One way we can identify our emotional triggers or hotspots is to notice when a situation evokes a strong emotional charge or reaction. For example, if a comment from our spouse about a messy countertop or a suggestion from our mother about our child’s hairstyle sets us off, we can explore why we’re feeling such emotion. Why did this particular comment or piece of feedback upset us? Does it reinforce our limiting beliefs or false expectations? Do we feel disempowered?

All of our childhood experiences shape who we become as adults, but we aren’t beholden to that shape or limited by it. Once we pinpoint the triggers and emotional sensitivities, we can understand where our beliefs stem from. Then, we’ll start to let go of the myths and ideas surrounding the “perfect parent.”

Like any other great adventure or experience, motherhood is an opportunity for personal growth and a greater understanding of ourselves.

We can grow and nurture ourselves right alongside our kids. We can play, explore, and discover through trial and error. We can use this time to see what works for us and what doesn’t. But, most importantly—we can have fun!
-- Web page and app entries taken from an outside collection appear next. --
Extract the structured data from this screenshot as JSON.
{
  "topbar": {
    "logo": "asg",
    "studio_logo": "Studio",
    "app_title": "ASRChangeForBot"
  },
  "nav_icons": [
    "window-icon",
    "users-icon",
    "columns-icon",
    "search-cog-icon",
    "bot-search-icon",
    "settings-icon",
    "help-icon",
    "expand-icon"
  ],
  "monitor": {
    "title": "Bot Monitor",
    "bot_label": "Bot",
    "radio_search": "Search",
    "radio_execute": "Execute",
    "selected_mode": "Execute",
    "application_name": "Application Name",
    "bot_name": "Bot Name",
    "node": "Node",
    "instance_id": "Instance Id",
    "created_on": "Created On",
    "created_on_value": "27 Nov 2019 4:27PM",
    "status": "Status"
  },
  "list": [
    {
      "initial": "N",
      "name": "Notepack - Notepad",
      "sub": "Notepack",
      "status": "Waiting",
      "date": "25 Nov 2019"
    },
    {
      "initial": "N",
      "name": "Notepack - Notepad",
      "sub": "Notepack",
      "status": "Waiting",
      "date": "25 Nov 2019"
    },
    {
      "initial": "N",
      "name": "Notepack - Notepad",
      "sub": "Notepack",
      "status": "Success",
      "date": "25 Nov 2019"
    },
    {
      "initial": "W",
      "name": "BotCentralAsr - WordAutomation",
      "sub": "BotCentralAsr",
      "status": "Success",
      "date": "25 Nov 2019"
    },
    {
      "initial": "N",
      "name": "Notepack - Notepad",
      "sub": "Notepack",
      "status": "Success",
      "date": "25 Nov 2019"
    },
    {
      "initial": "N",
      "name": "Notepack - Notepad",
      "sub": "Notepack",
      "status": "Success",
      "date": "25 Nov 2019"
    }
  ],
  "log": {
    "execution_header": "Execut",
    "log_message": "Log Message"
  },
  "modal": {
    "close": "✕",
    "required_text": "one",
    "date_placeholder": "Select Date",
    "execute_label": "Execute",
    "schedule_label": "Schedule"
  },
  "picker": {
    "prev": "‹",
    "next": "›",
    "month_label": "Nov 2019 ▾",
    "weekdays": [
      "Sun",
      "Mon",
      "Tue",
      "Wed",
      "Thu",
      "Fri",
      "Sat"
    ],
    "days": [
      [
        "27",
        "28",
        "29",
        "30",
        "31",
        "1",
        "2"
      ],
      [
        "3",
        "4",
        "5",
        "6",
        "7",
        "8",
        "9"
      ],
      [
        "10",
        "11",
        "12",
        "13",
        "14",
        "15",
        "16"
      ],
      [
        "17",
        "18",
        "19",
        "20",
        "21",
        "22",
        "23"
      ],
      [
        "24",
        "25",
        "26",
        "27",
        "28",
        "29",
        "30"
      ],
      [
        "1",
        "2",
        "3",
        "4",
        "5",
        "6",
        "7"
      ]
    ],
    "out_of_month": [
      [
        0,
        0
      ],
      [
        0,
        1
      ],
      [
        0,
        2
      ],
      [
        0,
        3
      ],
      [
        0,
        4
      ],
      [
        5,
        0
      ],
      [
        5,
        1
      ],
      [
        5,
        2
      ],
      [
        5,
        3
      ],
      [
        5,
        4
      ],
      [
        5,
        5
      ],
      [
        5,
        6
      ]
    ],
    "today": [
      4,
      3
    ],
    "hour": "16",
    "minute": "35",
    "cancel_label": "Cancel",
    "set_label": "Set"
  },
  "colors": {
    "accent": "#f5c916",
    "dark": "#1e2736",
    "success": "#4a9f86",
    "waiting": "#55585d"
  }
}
There’s no perfect way to be a mother. When we let go of our expectations and realize that it’s part of a longer journey, we’ll set ourselves up for greater satisfaction and success along the way—view parenting as a developmental opportunity rather than a test. There are no right or wrong answers—it’s messy, interesting, and emotional. It’s also exciting! There’s no handbook or rules on how to parent, so as we go along in the journey, we can remember to enjoy the view!

For more ways to learn and grow, don’t miss our courses at Wright Now! We have an array of resources and upcoming events to help you learn more about yourself, your relationships, and your career. So start living your best life today!

Gertrude Lyons

Gertrude Lyons is a human emergence coach and adjunct faculty member at Wright Graduate University. Her academic career spans from a bachelor’s degree in Finance and Accounting, a master’s in psychology from Antioch University, and a newly completed doctoral degree from WGU. Gertrude is wife and mother of two and resides in Chicago, IL where she continues to learn, grow, and develop her skills as a human emergence coach with the Wright team.

The Wright Foundation for the Realization of Human Potential is a leadership institute located in Chicago, Illinois. Wright Living performative learning programs are integrated into the curriculum at Wright Graduate University.

Portions of this post are taken from Gertrude’s doctoral dissertation, Expanding Mothering: Raising a Woman’s Awareness of the Opportunities for Personal and Psychosocial Growth and Development in Mothering—A Curriculum Evaluation Study.